I’ve followed countertenor Terry Barber’s Artists for a Cause for several years. He lines up musicians who, like him, believe in the importance of sometimes donating their talents to a worthy cause. I heard him perform in Rhode Island (check this 2011 post).

Lately, I stared wondering whether other sorts of artists and craftsmen were doing this sort of thing. So I Googled “crafts for a cause” and discovered that someone had used those very words to name a website:

“In 1975, Hetty Friedman first traveled to the Highlands of Guatemala to learn back strap weaving from a Mayan weaver. After that time, Guatemala entered a period of intense political unrest.
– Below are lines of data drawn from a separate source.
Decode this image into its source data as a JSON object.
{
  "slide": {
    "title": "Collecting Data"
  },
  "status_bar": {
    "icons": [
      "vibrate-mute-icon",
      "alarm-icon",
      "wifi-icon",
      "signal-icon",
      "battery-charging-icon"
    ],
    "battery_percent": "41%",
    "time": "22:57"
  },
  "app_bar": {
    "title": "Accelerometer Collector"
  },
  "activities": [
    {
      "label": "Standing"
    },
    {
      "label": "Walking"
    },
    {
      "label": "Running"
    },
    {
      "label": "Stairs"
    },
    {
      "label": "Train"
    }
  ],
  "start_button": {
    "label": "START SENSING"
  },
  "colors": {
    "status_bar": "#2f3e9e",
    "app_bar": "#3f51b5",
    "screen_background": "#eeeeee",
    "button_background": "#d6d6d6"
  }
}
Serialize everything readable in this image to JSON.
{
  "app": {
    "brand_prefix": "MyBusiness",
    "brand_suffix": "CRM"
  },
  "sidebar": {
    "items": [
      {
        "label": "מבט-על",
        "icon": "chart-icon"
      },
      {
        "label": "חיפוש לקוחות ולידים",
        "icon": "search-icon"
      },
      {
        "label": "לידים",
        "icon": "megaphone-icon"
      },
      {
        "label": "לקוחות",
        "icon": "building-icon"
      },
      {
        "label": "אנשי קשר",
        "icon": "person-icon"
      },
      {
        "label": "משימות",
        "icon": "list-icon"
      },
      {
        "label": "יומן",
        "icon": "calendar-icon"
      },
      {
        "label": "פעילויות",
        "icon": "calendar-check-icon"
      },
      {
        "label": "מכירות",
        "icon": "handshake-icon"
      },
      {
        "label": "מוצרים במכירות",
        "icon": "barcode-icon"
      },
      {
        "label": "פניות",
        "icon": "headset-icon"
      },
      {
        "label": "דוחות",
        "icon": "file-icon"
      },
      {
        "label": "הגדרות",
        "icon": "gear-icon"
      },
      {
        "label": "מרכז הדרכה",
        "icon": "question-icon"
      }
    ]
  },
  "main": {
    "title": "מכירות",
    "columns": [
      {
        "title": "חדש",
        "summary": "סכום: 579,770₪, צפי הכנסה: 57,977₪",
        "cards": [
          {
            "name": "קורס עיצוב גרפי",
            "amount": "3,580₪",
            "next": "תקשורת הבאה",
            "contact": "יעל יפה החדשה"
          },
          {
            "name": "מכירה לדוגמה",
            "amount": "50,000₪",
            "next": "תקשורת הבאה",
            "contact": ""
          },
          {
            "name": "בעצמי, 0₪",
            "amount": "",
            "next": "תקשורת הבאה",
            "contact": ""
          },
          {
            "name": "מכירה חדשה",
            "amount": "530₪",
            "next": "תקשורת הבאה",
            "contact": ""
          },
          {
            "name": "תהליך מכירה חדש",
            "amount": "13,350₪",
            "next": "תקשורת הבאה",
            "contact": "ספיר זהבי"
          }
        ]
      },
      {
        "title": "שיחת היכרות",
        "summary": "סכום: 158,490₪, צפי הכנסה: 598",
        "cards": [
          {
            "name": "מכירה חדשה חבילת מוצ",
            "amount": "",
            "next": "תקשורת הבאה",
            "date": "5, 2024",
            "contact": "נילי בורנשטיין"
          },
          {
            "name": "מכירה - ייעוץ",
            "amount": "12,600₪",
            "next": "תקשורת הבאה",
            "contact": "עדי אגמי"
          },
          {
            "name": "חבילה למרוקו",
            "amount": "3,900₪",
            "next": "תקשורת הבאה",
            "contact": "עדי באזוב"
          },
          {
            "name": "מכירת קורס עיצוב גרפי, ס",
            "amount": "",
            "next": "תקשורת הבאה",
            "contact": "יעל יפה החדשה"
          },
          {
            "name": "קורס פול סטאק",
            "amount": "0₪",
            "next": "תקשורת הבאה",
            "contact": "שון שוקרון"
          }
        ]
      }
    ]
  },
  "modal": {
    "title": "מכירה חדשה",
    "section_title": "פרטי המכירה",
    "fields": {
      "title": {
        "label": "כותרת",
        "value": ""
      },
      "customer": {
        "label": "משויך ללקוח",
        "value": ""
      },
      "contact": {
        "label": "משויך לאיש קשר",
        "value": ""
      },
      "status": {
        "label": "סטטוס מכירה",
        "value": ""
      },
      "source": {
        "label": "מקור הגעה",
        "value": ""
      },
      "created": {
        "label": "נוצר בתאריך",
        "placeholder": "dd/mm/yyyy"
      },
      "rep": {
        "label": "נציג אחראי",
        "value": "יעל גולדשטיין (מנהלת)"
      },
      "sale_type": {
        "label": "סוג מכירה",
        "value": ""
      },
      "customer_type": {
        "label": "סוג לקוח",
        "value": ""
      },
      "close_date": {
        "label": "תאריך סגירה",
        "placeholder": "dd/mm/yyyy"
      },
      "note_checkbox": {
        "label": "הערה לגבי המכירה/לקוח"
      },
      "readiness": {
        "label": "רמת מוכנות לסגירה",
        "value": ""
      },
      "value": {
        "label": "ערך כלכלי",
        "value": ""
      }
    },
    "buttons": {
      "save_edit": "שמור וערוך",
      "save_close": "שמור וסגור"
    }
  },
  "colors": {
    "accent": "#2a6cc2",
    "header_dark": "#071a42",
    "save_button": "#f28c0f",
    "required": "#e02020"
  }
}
Thirty two years later, Hetty was able to return. In partnership with Asociación Maya de Desarrollo, a Fair Trade Weaver’s Coop, she is designing unique woven products, training weavers and leading tours. Together they produce a line of hand dyed, hand woven items that are being marketed in the USA.”

Regarding her tours: “Adventurous travelers are provided with a unique exploration of the Guatemala Highland pueblos, Antigua, a Unesco World Heritage City, and visits to various artists and fair trade jewelry and weaving co-ops. Join Hetty on an intimate tour of Guatemala’s fabulous cultural heritage. Lots of guacamole gets eaten.

“Small group travel for women. Meet Mayan artisans, visit Antigua, a Unesco Heritage site, and travel on Lake Atitlan. Great food, wonderful hotels and good company.

“Call 617-512-5344 or email hetty.friedman@gmail.com for details. Contact us to get put on the list for 2018 travel.”

From the nonprofit that Hetty is supporting, “The objective of Asociación Maya de Desarrollo is not to just provide an income for families in post-conflict communities. Asociación Maya also aims to provide an opportunity for women harmed by the war to become leaders in the cooperative, their homes, their communities, and of the Mayan tradition.”

I am filled with admiration.

More at Hetty Friedman Designs, here.

Photo: Hetty Friedman Designs
Weaver Hetty Friedman says, “It all started at age 13 when I took a weaving class at summer camp. It was like a miracle to me.”